In his October 2018 Budget Statement, the Chancellor of the Exchequer confirmed that the National Infrastructure Commission would be examining the resilience of the UK’s infrastructure.
Services like utilities, transport and telecommunications are becoming increasingly sophisticated and interdependent. While this has enabled efficiency improvements and better delivery, infrastructure systems are now more vulnerable and if disrupted can have a very significant impact on people’s lives.
In this resilience study (the terms of reference for which are here), the National Infrastructure Commission will consider what action government should take to ensure that infrastructure can cope with future changes, disruptions, shocks and accidents.
The Commission will look at how resilience can be assessed and improved, including through better design and application of new technologies. The study will:
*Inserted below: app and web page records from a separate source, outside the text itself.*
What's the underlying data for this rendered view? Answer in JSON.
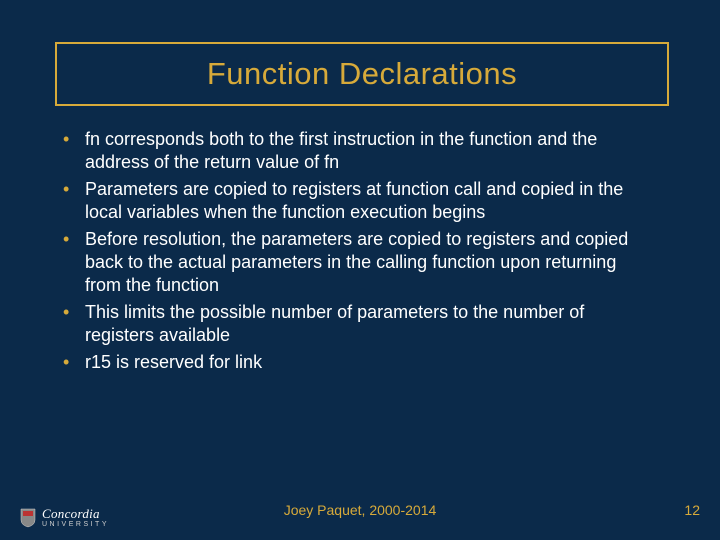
{
  "title": "Function Declarations",
  "bullets": {
    "b0": "fn corresponds both to the first instruction in the function and the address of the return value of fn",
    "b1": "Parameters are copied to registers at function call and copied in the local variables when the function execution begins",
    "b2": "Before resolution, the parameters are copied to registers and copied back to the actual parameters in the calling function upon returning from the function",
    "b3": "This limits the possible number of parameters to the number of registers available",
    "b4": "r15 is reserved for link"
  },
  "footer": {
    "center": "Joey Paquet, 2000-2014",
    "page": "12"
  },
  "logo": {
    "name": "Concordia",
    "university": "UNIVERSITY"
  }
}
- Review UK and international knowledge and approaches;
- Develop an understanding of public expectations and response to the potential loss of infrastructure services;
- Develop a framework to assess the resilience of economic infrastructure systems and the costs and benefits of improvements; and
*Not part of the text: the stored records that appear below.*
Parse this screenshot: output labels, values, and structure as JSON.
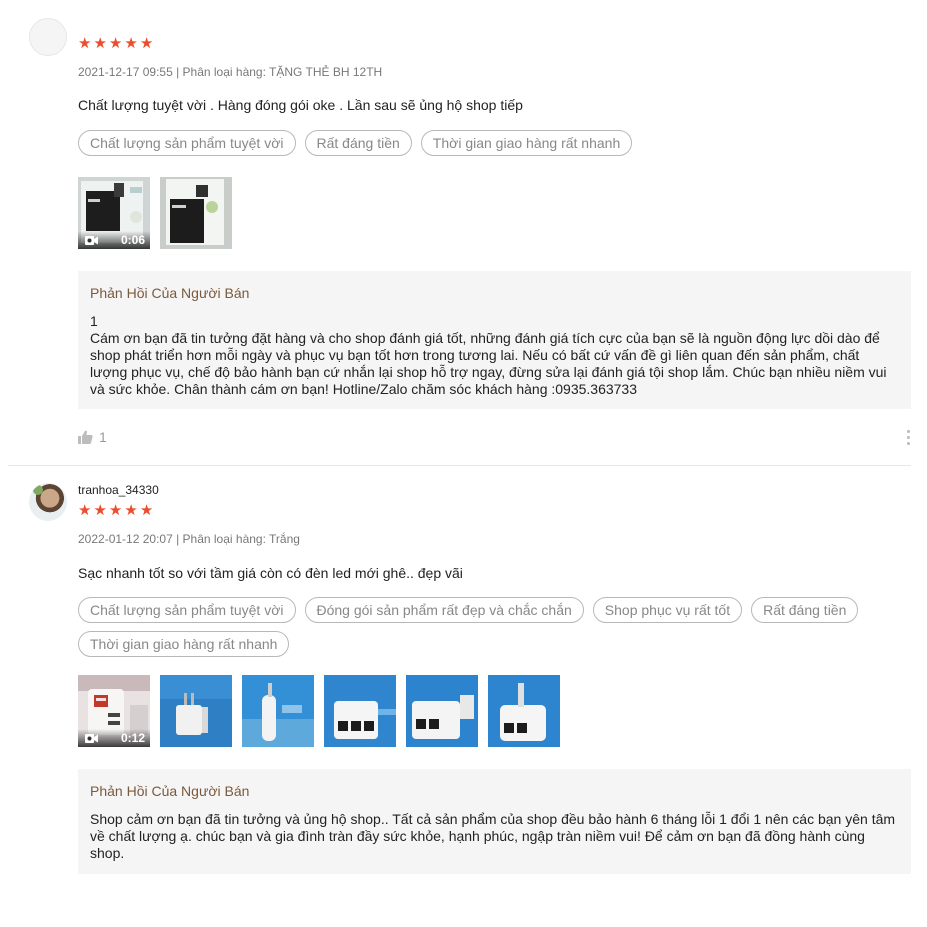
{
  "reviews": [
    {
      "username": "",
      "rating": 5,
      "meta": "2021-12-17 09:55 | Phân loại hàng: TẶNG THẺ BH 12TH",
      "comment": "Chất lượng tuyệt vời . Hàng đóng gói oke . Lần sau sẽ ủng hộ shop tiếp",
      "tags": [
        "Chất lượng sản phẩm tuyệt vời",
        "Rất đáng tiền",
        "Thời gian giao hàng rất nhanh"
      ],
      "media": [
        {
          "type": "video",
          "duration": "0:06"
        },
        {
          "type": "image"
        }
      ],
      "reply": {
        "title": "Phản Hồi Của Người Bán",
        "body": "1\nCám ơn bạn đã tin tưởng đặt hàng và cho shop đánh giá tốt, những đánh giá tích cực của bạn sẽ là nguồn động lực dồi dào để shop phát triển hơn mỗi ngày và phục vụ bạn tốt hơn trong tương lai. Nếu có bất cứ vấn đề gì liên quan đến sản phẩm, chất lượng phục vụ, chế độ bảo hành bạn cứ nhắn lại shop hỗ trợ ngay, đừng sửa lại đánh giá tội shop lắm. Chúc bạn nhiều niềm vui và sức khỏe. Chân thành cám ơn bạn! Hotline/Zalo chăm sóc khách hàng :0935.363733"
      },
      "likes": "1"
    },
    {
      "username": "tranhoa_34330",
      "rating": 5,
      "meta": "2022-01-12 20:07 | Phân loại hàng: Trắng",
      "comment": "Sạc nhanh tốt so với tầm giá còn có đèn led mới ghê.. đẹp vãi",
      "tags": [
        "Chất lượng sản phẩm tuyệt vời",
        "Đóng gói sản phẩm rất đẹp và chắc chắn",
        "Shop phục vụ rất tốt",
        "Rất đáng tiền",
        "Thời gian giao hàng rất nhanh"
      ],
      "media": [
        {
          "type": "video",
          "duration": "0:12"
        },
        {
          "type": "image"
        },
        {
          "type": "image"
        },
        {
          "type": "image"
        },
        {
          "type": "image"
        },
        {
          "type": "image"
        }
      ],
      "reply": {
        "title": "Phản Hồi Của Người Bán",
        "body": "Shop cảm ơn bạn đã tin tưởng và ủng hộ shop.. Tất cả sản phẩm của shop đều bảo hành 6 tháng lỗi 1 đổi 1 nên các bạn yên tâm về chất lượng ạ. chúc bạn và gia đình tràn đầy sức khỏe, hạnh phúc, ngập tràn niềm vui! Để cảm ơn bạn đã đồng hành cùng shop."
      }
    }
  ],
  "colors": {
    "star": "#ee4d2d",
    "reply_title": "#7a5a3c",
    "reply_bg": "#f5f5f5",
    "tag_border": "#b8b8b8"
  },
  "icons": {
    "star": "★",
    "like": "thumbs-up-icon",
    "more": "vertical-ellipsis-icon",
    "video": "video-camera-icon"
  }
}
- Undertake ’stress tests’ of sectors, areas and organisations.
The study builds on the Commission’s first National Infrastructure Assessment and will form the basis for resilience to be addressed in future assessments.
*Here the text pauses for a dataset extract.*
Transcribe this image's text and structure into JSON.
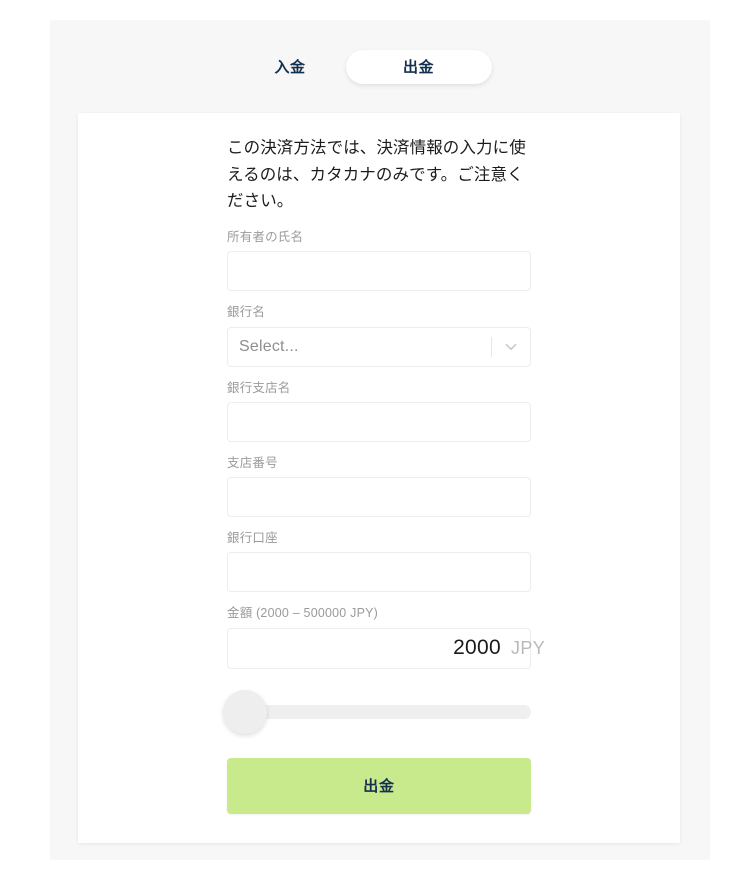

The first part of this study consists of a scoping phase that will conclude in May 2019. As part of this work the Commission has initiated expert reviews of:
- UK levels of service (with technical annex)
- Case studies of international approaches to levels of service
- Analytical approaches to resilience.
It has also started consulting through:
- A scoping consultation, which closed on 1 April 2019
- A scoping workshop held on 10 January 2019
- Expert discussions.
The National Infrastructure Commission will publish its final report and recommendations in spring 2020.